Do you approach your challenges with optimism and creativity or do you become overwhelmed and stuck in your problems?
You can begin to develop more resilience, mastery and happiness in your life by shifting how your brain conceptualises and responds to challenges. By focusing on solutions and not problems you will discover how you can keep moving forward to achieve the things that truly matter to you.
Shifting Perspectives and Seeing Opportunities
No-one’s life is without challenges and adversities and my life has been exactly the same. If you met me eight years ago, my life looked very different to what it does today.
Eight years ago I went from being fit and healthy, having just graduated with First Class Honours, to being diagnosed with Chronic Fatigue Syndrome as a result of serious burnout. I struggled to do most everyday things, including standing up long enough to have a shower.
I thought my recovery would take six months but it actually took seven years! I lost my job, my income and my independence. It was a tough time that required a lot of hope and resilience to rebuild my life and health.
In the first year of my diagnosis I struggled to effectively respond to my challenges because I was overwhelmed by how much I had lost. I was struggling to come to terms with how drastically my life had changed. My mind was definitely stuck focused on the problems I was facing.
I was only able to see a way through my challenges by shifting my focus away from my problems and limitations and towards what capacity I still had.
I knew that I was still capable of learning and writing from my bed for short periods of time, so I began researching everything I could about wellbeing, stress, the brain and neuroscience.
What a fascinating world it was! I started writing about what I was learning and going through personally and submitted my work to health and wellbeing magazines. From my bed I managed to kick off a new career as a freelance writer.
By focusing on what I could still do, I was able to transform my challenges into a wonderful opportunity to learn, grow and help others.
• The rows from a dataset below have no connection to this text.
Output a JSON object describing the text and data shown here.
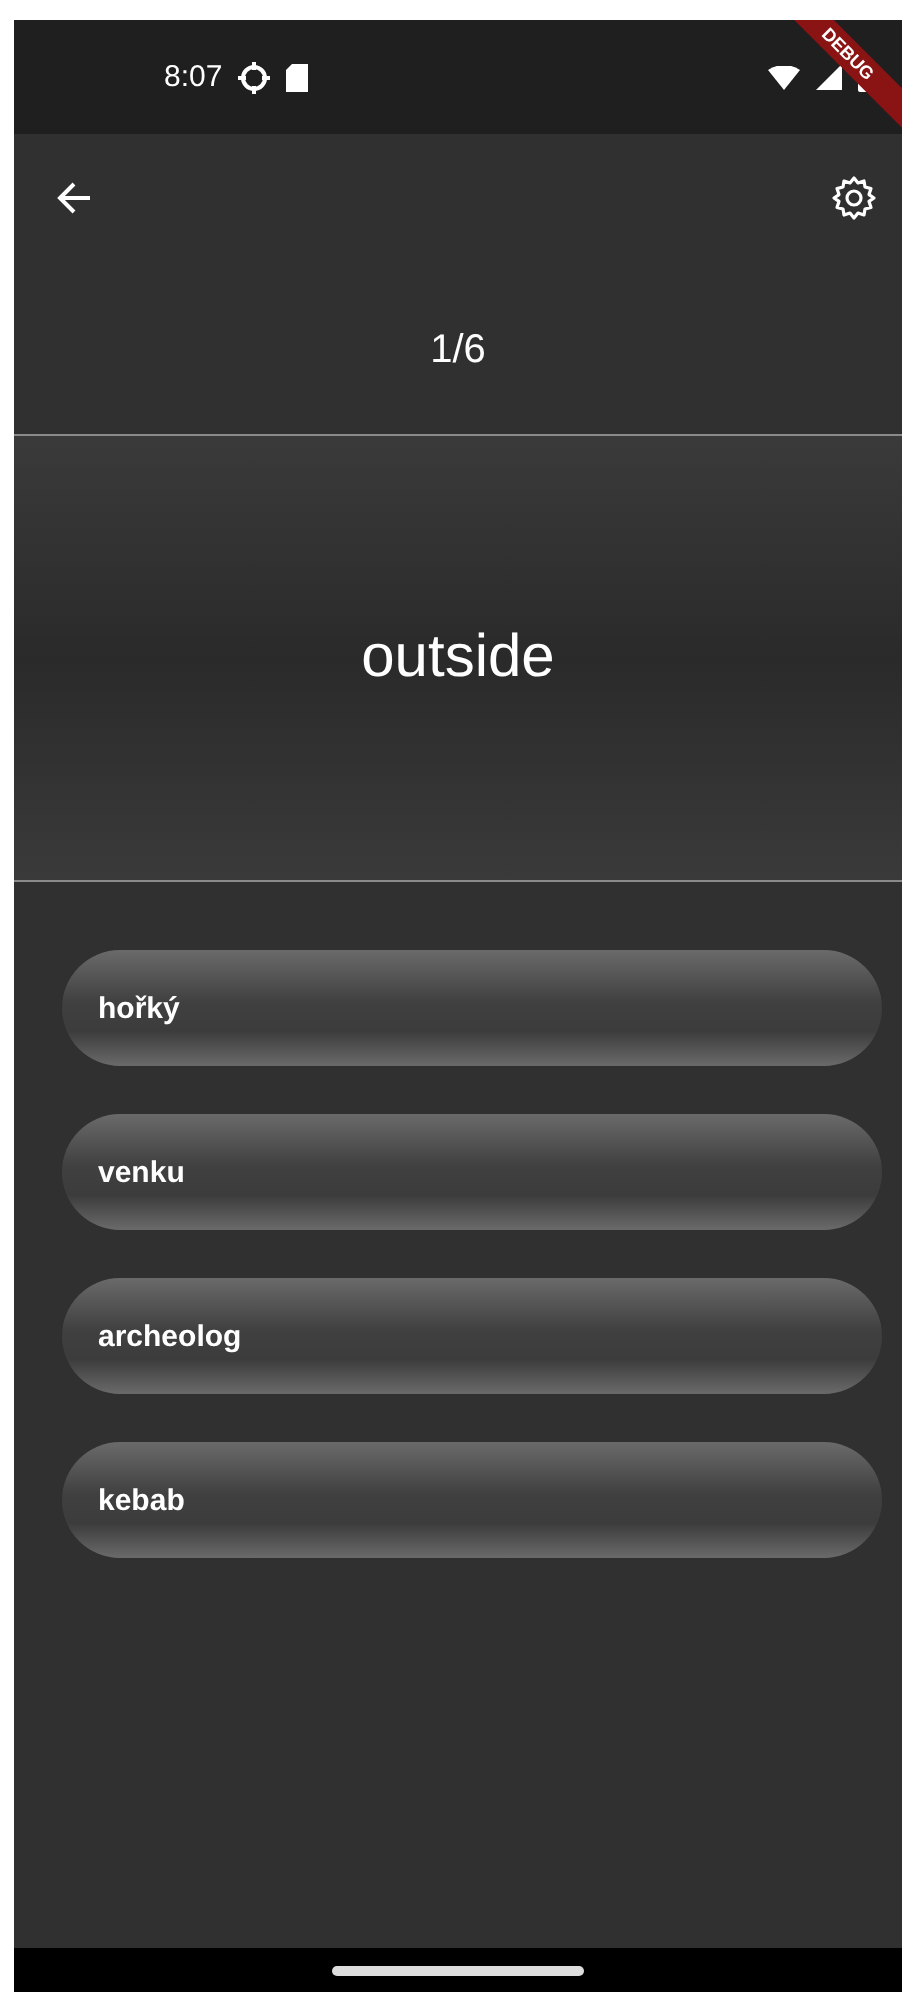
{
  "status_bar": {
    "time": "8:07"
  },
  "debug_banner": "DEBUG",
  "progress": "1/6",
  "prompt_word": "outside",
  "answers": [
    {
      "label": "hořký"
    },
    {
      "label": "venku"
    },
    {
      "label": "archeolog"
    },
    {
      "label": "kebab"
    }
  ]
}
Choosing A Solution-Focused Mindset
So what can you do to shift into a solution-focused mindset when you face your own challenges?
The first step is to understand what is happening in your brain when you are faced with challenges. When we get stuck in our problems, our stress levels rise. Neuroscientist, Dr Sarah McKay says when our stress is high, our pre-frontal cortex goes “offline”. This part of our brain helps us to think critically and calmly about our challenges. Our pre-frontal cortex allows us to more effectively solve our problems, but it is compromised when we become highly stressed or anxious.
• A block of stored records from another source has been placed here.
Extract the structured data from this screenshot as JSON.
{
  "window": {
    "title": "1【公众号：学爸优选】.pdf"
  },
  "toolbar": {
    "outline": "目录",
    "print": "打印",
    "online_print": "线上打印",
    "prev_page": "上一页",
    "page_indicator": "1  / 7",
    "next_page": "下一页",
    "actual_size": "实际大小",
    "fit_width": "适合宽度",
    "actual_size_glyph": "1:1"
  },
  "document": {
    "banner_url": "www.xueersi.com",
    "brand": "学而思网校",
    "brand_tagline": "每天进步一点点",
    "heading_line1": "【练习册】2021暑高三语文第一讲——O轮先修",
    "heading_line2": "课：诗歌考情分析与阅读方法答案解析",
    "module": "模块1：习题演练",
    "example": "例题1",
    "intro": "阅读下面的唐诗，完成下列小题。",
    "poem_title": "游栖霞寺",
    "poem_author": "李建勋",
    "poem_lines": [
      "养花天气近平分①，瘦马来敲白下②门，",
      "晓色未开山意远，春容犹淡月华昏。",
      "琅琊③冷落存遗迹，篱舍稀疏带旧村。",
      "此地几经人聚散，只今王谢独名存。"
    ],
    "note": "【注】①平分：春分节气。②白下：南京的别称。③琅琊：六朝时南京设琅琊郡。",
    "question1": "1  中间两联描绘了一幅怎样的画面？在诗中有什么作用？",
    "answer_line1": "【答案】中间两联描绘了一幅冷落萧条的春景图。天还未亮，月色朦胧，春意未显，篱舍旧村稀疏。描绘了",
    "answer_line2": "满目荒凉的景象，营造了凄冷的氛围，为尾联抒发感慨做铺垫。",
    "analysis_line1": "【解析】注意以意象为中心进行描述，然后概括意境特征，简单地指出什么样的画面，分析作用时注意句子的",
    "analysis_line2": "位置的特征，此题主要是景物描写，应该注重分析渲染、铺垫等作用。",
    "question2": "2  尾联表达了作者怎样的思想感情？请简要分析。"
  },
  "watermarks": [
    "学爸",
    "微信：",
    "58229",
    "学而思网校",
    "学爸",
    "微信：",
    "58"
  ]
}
At the same time, the emotional part of our brain, our amygdala, has “fired up” and is keeping us in survival mode. The hyper-activation of this part of our brain focuses our attention on the risks and worst-case scenarios. This stops us from seeing the solutions and opportunities that exist in our challenges. Our amygdala can definitely keep us stuck and overwhelmed.
To shift from a problem-focused mindset to a solution-focused mindset we need to re-activate our pre-frontal cortex and calm down our amygdala. One way we can do that is by asking ourselves a series of questions that activate a more critical way of thinking which focuses our mind on solutions and not emotions.
These questions allow us to look at our challenges from a new perspective and can remind us of our own internal agency:
- What can I do in this situation?
– What skills, abilities and connections can I use to move forward?
- What are the hidden opportunities in this challenge?
– Amidst this challenge, what are the possible best-case scenarios?
- How can I re-frame this situation?
– What can be gained from this challenge?
Knowing how to shift your mindset when faced with life’s inevitable challenges will allow you to stay in control even when you are faced with change and uncertainty. I love the quote from tennis legend and author, Arthur Ashe, which says, “To achieve greatness, start where you are, use what you have, do what you can.”
To overcome your challenges, begin by focusing on what you can do, not on what you can’t. Challenge your brain to look for the hidden opportunities, keep moving forward and consciously choose a new way to “frame” your situation. Maybe like me, your greatest challenges will end up being your greatest teachers and you will look back on them with deep gratitude and respect.